> **Problem to work on**: All of the data should be copied exactly, with the pictures left out.

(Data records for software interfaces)
▬▬▬

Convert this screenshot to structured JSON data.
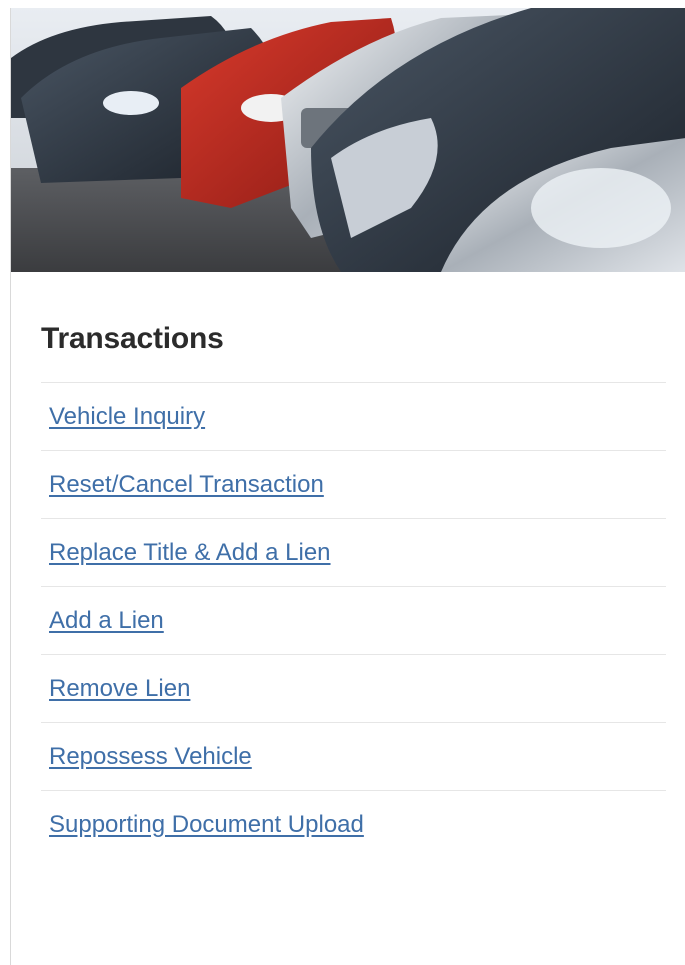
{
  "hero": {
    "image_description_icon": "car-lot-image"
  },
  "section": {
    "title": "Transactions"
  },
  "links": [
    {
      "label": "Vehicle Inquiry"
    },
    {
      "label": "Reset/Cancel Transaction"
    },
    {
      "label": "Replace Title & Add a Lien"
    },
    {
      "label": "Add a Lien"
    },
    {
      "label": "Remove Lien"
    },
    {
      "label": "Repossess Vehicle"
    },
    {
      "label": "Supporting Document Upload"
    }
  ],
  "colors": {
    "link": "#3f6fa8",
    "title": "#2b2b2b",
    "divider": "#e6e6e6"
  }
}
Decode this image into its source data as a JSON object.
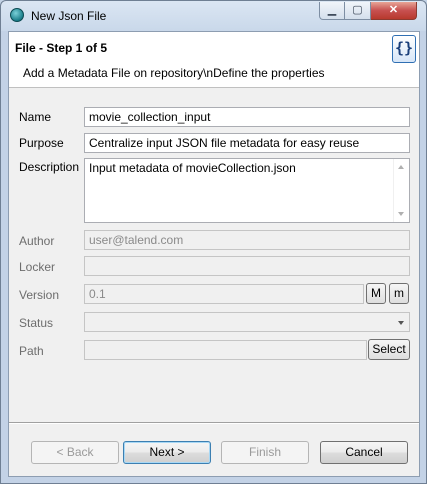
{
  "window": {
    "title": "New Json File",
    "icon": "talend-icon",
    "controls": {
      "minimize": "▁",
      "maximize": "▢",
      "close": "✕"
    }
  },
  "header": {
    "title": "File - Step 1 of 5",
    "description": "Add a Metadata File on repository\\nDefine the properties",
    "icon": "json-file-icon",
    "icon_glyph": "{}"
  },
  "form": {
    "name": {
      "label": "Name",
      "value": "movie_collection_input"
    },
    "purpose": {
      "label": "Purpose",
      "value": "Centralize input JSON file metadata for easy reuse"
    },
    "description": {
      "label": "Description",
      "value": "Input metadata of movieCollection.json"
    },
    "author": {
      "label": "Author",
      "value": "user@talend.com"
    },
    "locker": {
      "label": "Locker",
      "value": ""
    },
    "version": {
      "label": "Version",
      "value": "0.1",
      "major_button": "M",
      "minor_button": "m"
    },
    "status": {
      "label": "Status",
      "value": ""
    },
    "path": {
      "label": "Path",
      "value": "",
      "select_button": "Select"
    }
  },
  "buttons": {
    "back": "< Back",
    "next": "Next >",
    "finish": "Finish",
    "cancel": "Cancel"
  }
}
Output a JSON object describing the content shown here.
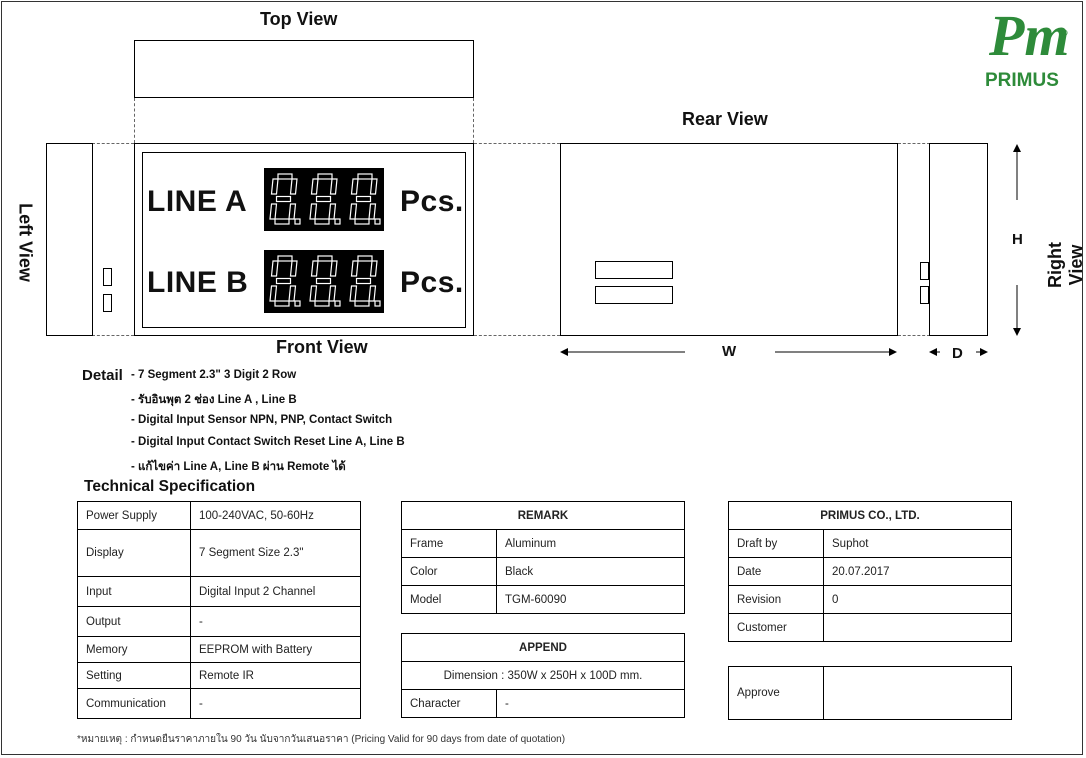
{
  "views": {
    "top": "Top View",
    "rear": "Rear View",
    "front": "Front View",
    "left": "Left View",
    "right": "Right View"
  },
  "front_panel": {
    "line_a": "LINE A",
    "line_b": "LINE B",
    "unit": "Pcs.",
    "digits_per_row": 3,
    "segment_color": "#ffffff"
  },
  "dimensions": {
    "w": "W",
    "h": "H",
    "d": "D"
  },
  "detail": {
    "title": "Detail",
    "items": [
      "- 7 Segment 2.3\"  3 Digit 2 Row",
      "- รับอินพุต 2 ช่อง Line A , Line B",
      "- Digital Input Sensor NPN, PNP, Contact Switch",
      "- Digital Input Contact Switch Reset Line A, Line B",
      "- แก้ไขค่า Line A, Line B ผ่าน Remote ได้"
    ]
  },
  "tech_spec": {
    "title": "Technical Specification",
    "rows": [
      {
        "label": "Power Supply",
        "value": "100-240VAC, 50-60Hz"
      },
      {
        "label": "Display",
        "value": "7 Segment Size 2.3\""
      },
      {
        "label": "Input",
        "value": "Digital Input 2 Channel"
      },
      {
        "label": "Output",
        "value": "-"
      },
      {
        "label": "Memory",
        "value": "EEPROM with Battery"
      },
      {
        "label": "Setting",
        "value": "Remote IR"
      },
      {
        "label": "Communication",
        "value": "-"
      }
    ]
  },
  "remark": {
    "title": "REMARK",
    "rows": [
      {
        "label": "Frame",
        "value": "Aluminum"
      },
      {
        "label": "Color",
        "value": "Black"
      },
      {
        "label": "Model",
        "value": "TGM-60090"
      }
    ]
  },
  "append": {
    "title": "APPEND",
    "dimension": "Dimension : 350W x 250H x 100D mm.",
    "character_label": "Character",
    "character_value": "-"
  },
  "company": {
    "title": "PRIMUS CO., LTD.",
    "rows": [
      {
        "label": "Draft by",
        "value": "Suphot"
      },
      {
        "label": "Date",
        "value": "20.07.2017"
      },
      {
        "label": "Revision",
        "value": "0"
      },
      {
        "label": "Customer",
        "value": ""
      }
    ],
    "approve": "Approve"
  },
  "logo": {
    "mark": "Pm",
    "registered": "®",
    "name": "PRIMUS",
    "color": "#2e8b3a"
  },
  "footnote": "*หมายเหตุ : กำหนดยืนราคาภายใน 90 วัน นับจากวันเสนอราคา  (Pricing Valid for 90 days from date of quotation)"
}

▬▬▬

> **Solution to this exercise**:
Convert this screenshot to structured JSON data.
{
  "hero": {
    "image_description_icon": "car-lot-image"
  },
  "section": {
    "title": "Transactions"
  },
  "links": [
    {
      "label": "Vehicle Inquiry"
    },
    {
      "label": "Reset/Cancel Transaction"
    },
    {
      "label": "Replace Title & Add a Lien"
    },
    {
      "label": "Add a Lien"
    },
    {
      "label": "Remove Lien"
    },
    {
      "label": "Repossess Vehicle"
    },
    {
      "label": "Supporting Document Upload"
    }
  ],
  "colors": {
    "link": "#3f6fa8",
    "title": "#2b2b2b",
    "divider": "#e6e6e6"
  }
}
Decode this image into its source data as a JSON object.
{
  "window": {
    "title": "New Json File",
    "icon": "talend-icon",
    "controls": {
      "minimize": "▁",
      "maximize": "▢",
      "close": "✕"
    }
  },
  "header": {
    "title": "File - Step 1 of 5",
    "description": "Add a Metadata File on repository\\nDefine the properties",
    "icon": "json-file-icon",
    "icon_glyph": "{}"
  },
  "form": {
    "name": {
      "label": "Name",
      "value": "movie_collection_input"
    },
    "purpose": {
      "label": "Purpose",
      "value": "Centralize input JSON file metadata for easy reuse"
    },
    "description": {
      "label": "Description",
      "value": "Input metadata of movieCollection.json"
    },
    "author": {
      "label": "Author",
      "value": "user@talend.com"
    },
    "locker": {
      "label": "Locker",
      "value": ""
    },
    "version": {
      "label": "Version",
      "value": "0.1",
      "major_button": "M",
      "minor_button": "m"
    },
    "status": {
      "label": "Status",
      "value": ""
    },
    "path": {
      "label": "Path",
      "value": "",
      "select_button": "Select"
    }
  },
  "buttons": {
    "back": "< Back",
    "next": "Next >",
    "finish": "Finish",
    "cancel": "Cancel"
  }
}
Output a JSON object describing the content shown here.
{
  "views": {
    "top": "Top View",
    "rear": "Rear View",
    "front": "Front View",
    "left": "Left View",
    "right": "Right View"
  },
  "front_panel": {
    "line_a": "LINE A",
    "line_b": "LINE B",
    "unit": "Pcs.",
    "digits_per_row": 3,
    "segment_color": "#ffffff"
  },
  "dimensions": {
    "w": "W",
    "h": "H",
    "d": "D"
  },
  "detail": {
    "title": "Detail",
    "items": [
      "- 7 Segment 2.3\"  3 Digit 2 Row",
      "- รับอินพุต 2 ช่อง Line A , Line B",
      "- Digital Input Sensor NPN, PNP, Contact Switch",
      "- Digital Input Contact Switch Reset Line A, Line B",
      "- แก้ไขค่า Line A, Line B ผ่าน Remote ได้"
    ]
  },
  "tech_spec": {
    "title": "Technical Specification",
    "rows": [
      {
        "label": "Power Supply",
        "value": "100-240VAC, 50-60Hz"
      },
      {
        "label": "Display",
        "value": "7 Segment Size 2.3\""
      },
      {
        "label": "Input",
        "value": "Digital Input 2 Channel"
      },
      {
        "label": "Output",
        "value": "-"
      },
      {
        "label": "Memory",
        "value": "EEPROM with Battery"
      },
      {
        "label": "Setting",
        "value": "Remote IR"
      },
      {
        "label": "Communication",
        "value": "-"
      }
    ]
  },
  "remark": {
    "title": "REMARK",
    "rows": [
      {
        "label": "Frame",
        "value": "Aluminum"
      },
      {
        "label": "Color",
        "value": "Black"
      },
      {
        "label": "Model",
        "value": "TGM-60090"
      }
    ]
  },
  "append": {
    "title": "APPEND",
    "dimension": "Dimension : 350W x 250H x 100D mm.",
    "character_label": "Character",
    "character_value": "-"
  },
  "company": {
    "title": "PRIMUS CO., LTD.",
    "rows": [
      {
        "label": "Draft by",
        "value": "Suphot"
      },
      {
        "label": "Date",
        "value": "20.07.2017"
      },
      {
        "label": "Revision",
        "value": "0"
      },
      {
        "label": "Customer",
        "value": ""
      }
    ],
    "approve": "Approve"
  },
  "logo": {
    "mark": "Pm",
    "registered": "®",
    "name": "PRIMUS",
    "color": "#2e8b3a"
  },
  "footnote": "*หมายเหตุ : กำหนดยืนราคาภายใน 90 วัน นับจากวันเสนอราคา  (Pricing Valid for 90 days from date of quotation)"
}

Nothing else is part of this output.